Nongenetic cellular heterogeneity is associated with aging and disease. However, the origins of cell-to-cell variability are complex and the individual contributions of different factors to total phenotypic variance are still unclear. Here, we took advantage of clear phenotypic heterogeneity of circadian oscillations in clonal cell populations to investigate the underlying mechanisms of cell-to-cell variability. Using a fully automated tracking and analysis pipeline, we examined circadian period length in thousands of single cells and hundreds of clonal cell lines and found that longer circadian period is associated with increased intercellular heterogeneity.
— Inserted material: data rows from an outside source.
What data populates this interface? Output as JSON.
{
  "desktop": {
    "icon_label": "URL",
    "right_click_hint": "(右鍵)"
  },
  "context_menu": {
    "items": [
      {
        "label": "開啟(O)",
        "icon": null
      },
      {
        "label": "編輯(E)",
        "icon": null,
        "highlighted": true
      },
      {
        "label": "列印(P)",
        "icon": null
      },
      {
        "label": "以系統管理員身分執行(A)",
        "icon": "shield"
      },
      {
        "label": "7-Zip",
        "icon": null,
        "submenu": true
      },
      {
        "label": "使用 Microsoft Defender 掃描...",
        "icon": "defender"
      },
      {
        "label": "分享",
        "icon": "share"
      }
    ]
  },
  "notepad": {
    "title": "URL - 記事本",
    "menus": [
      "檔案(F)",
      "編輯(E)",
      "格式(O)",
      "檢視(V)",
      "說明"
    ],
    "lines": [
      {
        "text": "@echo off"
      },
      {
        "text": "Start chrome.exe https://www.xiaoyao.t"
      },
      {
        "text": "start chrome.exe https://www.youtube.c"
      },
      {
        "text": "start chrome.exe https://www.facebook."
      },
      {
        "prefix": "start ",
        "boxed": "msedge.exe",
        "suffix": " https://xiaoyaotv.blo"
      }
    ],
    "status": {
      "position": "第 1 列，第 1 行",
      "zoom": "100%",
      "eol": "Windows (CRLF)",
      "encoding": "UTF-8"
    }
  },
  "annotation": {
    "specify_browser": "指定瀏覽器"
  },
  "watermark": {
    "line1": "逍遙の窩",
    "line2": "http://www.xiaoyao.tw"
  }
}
Based on our experimental results, we then estimated the contributions of heritable and nonheritable factors to this variation in circadian period length using a variance partitioning model. We found that nonheritable noise predominantly drives intercellular circadian period variation in clonal cell lines, thereby revealing a previously unrecognized link between circadian oscillations and intercellular heterogeneity. Moreover, administration of a noise-enhancing drug reversibly increased both period length and variance. These findings suggest that circadian period may be used as an indicator of cellular noise and drug screening for noise control.
Keywords: circadian oscillation; heterogeneity/variance; period; single-cell imaging; transcriptional noise.
Copyright © 2020 the Author(s). Published by PNAS.